WORKING DATA —

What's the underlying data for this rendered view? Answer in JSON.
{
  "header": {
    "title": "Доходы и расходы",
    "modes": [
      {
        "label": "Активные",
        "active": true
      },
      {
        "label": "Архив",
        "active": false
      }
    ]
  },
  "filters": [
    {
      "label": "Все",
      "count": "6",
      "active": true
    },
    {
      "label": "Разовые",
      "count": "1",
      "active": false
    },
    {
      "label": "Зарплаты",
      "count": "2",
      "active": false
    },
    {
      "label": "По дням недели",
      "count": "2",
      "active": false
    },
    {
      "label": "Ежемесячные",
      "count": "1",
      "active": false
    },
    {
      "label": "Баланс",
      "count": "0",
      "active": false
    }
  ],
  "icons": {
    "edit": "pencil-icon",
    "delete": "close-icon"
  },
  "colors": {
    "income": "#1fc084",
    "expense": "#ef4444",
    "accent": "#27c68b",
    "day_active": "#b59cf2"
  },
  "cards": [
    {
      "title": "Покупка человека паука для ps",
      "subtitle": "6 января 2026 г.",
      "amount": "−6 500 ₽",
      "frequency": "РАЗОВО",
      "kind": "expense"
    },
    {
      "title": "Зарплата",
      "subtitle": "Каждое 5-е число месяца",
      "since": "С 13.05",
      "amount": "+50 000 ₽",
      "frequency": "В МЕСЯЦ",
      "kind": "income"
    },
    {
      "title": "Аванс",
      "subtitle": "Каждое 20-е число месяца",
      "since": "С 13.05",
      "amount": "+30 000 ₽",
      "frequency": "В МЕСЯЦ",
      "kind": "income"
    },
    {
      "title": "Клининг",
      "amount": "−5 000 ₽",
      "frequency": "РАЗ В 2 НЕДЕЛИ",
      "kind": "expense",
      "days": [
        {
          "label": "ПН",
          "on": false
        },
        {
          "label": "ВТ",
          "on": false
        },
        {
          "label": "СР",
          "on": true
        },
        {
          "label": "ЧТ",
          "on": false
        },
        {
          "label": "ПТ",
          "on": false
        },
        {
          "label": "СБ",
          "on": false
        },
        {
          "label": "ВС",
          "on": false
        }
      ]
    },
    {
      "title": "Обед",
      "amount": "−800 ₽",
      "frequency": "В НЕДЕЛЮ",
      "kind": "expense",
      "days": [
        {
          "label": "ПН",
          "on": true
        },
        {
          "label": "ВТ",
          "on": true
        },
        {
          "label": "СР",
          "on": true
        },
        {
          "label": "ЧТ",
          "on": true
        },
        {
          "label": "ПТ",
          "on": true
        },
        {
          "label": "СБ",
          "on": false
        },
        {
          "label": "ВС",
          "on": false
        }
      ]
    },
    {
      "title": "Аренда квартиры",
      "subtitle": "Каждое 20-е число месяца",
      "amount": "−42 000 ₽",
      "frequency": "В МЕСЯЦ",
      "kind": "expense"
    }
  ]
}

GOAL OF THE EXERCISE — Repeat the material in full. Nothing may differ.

OUTPUT BELOW —
What's the underlying data for this rendered view? Answer in JSON.
{
  "header": {
    "title": "Доходы и расходы",
    "modes": [
      {
        "label": "Активные",
        "active": true
      },
      {
        "label": "Архив",
        "active": false
      }
    ]
  },
  "filters": [
    {
      "label": "Все",
      "count": "6",
      "active": true
    },
    {
      "label": "Разовые",
      "count": "1",
      "active": false
    },
    {
      "label": "Зарплаты",
      "count": "2",
      "active": false
    },
    {
      "label": "По дням недели",
      "count": "2",
      "active": false
    },
    {
      "label": "Ежемесячные",
      "count": "1",
      "active": false
    },
    {
      "label": "Баланс",
      "count": "0",
      "active": false
    }
  ],
  "icons": {
    "edit": "pencil-icon",
    "delete": "close-icon"
  },
  "colors": {
    "income": "#1fc084",
    "expense": "#ef4444",
    "accent": "#27c68b",
    "day_active": "#b59cf2"
  },
  "cards": [
    {
      "title": "Покупка человека паука для ps",
      "subtitle": "6 января 2026 г.",
      "amount": "−6 500 ₽",
      "frequency": "РАЗОВО",
      "kind": "expense"
    },
    {
      "title": "Зарплата",
      "subtitle": "Каждое 5-е число месяца",
      "since": "С 13.05",
      "amount": "+50 000 ₽",
      "frequency": "В МЕСЯЦ",
      "kind": "income"
    },
    {
      "title": "Аванс",
      "subtitle": "Каждое 20-е число месяца",
      "since": "С 13.05",
      "amount": "+30 000 ₽",
      "frequency": "В МЕСЯЦ",
      "kind": "income"
    },
    {
      "title": "Клининг",
      "amount": "−5 000 ₽",
      "frequency": "РАЗ В 2 НЕДЕЛИ",
      "kind": "expense",
      "days": [
        {
          "label": "ПН",
          "on": false
        },
        {
          "label": "ВТ",
          "on": false
        },
        {
          "label": "СР",
          "on": true
        },
        {
          "label": "ЧТ",
          "on": false
        },
        {
          "label": "ПТ",
          "on": false
        },
        {
          "label": "СБ",
          "on": false
        },
        {
          "label": "ВС",
          "on": false
        }
      ]
    },
    {
      "title": "Обед",
      "amount": "−800 ₽",
      "frequency": "В НЕДЕЛЮ",
      "kind": "expense",
      "days": [
        {
          "label": "ПН",
          "on": true
        },
        {
          "label": "ВТ",
          "on": true
        },
        {
          "label": "СР",
          "on": true
        },
        {
          "label": "ЧТ",
          "on": true
        },
        {
          "label": "ПТ",
          "on": true
        },
        {
          "label": "СБ",
          "on": false
        },
        {
          "label": "ВС",
          "on": false
        }
      ]
    },
    {
      "title": "Аренда квартиры",
      "subtitle": "Каждое 20-е число месяца",
      "amount": "−42 000 ₽",
      "frequency": "В МЕСЯЦ",
      "kind": "expense"
    }
  ]
}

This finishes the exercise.